══ INPUT DATA ══

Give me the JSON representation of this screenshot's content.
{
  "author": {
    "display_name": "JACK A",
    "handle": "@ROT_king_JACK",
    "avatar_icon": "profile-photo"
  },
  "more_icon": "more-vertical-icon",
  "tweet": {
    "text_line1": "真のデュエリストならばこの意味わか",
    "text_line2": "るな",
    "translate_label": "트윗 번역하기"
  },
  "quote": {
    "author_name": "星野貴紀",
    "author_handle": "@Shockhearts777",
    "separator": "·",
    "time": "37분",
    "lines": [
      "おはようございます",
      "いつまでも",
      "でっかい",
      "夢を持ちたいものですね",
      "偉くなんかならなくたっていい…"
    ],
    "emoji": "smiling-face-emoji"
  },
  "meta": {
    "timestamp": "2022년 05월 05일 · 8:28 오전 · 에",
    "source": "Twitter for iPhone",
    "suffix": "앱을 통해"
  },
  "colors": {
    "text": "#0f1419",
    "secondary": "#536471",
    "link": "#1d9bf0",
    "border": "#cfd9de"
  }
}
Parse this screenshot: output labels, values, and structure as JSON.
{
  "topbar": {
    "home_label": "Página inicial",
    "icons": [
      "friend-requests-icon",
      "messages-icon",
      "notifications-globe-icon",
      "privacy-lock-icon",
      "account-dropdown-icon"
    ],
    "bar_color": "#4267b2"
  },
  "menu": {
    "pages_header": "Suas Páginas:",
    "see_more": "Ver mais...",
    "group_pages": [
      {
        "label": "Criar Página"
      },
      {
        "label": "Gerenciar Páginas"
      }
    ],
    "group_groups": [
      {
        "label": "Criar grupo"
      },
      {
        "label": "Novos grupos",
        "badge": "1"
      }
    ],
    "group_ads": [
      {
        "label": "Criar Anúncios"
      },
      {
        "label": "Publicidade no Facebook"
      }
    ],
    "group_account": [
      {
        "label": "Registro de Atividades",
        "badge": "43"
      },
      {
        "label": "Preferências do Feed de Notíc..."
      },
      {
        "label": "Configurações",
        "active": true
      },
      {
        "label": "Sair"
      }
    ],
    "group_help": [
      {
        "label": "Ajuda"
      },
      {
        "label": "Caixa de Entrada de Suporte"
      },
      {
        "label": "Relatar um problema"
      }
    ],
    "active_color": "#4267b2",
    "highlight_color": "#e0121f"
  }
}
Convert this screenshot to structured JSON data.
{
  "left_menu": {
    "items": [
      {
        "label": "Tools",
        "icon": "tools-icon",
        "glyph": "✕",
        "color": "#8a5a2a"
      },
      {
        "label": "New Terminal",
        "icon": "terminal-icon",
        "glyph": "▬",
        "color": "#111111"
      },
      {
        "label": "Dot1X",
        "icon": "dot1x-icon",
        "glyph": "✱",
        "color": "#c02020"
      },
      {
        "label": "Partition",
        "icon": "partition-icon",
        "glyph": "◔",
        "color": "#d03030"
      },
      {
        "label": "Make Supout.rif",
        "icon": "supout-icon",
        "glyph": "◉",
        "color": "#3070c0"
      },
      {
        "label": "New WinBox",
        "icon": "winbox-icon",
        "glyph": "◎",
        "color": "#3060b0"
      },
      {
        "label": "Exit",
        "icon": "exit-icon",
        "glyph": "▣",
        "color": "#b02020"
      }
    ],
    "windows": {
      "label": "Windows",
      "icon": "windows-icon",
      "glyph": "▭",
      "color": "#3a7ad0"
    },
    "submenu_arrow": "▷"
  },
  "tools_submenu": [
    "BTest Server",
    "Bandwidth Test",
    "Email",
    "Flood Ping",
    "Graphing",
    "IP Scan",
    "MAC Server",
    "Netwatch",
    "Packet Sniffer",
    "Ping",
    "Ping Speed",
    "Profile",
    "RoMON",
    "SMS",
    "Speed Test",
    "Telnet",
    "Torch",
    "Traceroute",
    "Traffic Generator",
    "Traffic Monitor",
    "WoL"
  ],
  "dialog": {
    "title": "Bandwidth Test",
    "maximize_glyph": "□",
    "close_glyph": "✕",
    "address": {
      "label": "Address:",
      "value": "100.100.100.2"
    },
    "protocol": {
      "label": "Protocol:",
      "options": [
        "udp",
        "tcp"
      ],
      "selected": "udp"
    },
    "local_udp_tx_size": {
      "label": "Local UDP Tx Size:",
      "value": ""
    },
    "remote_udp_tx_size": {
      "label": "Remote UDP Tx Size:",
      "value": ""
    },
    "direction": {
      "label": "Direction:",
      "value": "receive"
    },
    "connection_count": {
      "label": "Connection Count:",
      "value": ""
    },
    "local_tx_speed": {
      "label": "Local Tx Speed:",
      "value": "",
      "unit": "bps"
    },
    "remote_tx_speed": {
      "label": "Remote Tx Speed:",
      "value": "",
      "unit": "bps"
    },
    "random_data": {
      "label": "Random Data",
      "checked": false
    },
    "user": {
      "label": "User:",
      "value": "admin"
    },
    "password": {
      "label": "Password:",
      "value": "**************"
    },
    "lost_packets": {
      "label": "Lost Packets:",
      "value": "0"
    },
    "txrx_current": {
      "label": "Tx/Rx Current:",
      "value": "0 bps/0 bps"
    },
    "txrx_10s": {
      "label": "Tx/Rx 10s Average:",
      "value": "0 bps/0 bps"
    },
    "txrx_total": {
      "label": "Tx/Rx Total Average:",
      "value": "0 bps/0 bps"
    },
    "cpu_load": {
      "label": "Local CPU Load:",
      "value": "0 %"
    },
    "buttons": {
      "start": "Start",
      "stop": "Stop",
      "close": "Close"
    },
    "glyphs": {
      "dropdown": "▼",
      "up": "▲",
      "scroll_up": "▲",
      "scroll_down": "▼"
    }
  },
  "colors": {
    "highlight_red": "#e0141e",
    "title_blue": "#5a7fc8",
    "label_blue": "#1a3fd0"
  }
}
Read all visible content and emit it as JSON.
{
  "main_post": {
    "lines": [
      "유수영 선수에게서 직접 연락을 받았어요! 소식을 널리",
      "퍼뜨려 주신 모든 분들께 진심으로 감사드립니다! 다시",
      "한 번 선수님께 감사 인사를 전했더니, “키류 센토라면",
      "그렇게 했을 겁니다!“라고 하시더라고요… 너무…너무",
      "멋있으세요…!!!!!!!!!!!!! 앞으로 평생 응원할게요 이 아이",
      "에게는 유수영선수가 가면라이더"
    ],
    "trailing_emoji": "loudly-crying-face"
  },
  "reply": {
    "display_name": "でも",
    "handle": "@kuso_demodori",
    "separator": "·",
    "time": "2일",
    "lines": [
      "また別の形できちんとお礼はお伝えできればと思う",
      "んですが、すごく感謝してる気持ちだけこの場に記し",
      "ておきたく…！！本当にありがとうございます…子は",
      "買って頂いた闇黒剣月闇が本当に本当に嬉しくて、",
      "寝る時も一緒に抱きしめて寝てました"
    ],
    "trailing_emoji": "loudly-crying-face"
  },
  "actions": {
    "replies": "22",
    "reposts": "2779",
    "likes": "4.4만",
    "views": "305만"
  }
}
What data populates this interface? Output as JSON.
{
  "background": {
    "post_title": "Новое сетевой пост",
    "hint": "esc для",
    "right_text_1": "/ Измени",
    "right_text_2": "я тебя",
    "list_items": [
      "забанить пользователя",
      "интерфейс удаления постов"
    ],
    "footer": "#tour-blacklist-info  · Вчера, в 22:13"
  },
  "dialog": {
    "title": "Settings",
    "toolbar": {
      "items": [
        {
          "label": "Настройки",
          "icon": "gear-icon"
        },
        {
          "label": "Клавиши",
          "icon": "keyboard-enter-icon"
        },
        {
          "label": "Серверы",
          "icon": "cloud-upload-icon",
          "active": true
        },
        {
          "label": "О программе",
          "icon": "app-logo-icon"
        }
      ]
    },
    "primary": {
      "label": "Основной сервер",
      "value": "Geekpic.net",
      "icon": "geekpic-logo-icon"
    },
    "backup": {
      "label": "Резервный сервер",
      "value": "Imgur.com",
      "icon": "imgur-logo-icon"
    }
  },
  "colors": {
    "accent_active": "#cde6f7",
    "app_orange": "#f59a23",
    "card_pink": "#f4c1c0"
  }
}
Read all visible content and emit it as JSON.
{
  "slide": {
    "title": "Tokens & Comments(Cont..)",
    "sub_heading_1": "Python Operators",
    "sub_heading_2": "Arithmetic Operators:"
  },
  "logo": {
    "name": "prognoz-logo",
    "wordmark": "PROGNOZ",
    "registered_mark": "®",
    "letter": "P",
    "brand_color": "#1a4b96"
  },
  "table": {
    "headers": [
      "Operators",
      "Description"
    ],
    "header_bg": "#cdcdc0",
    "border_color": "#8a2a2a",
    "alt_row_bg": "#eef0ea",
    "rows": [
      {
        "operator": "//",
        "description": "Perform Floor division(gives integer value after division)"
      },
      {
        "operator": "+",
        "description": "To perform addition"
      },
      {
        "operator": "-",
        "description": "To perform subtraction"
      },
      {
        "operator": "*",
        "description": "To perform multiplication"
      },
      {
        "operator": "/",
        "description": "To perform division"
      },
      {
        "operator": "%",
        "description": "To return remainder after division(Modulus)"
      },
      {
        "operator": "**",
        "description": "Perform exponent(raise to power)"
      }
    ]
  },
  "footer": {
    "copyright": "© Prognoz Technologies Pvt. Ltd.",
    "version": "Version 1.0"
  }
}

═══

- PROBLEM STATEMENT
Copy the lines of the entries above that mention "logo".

- REPLY
          "icon": "app-logo-icon"
      "icon": "geekpic-logo-icon"
      "icon": "imgur-logo-icon"
  "logo": {
    "name": "prognoz-logo",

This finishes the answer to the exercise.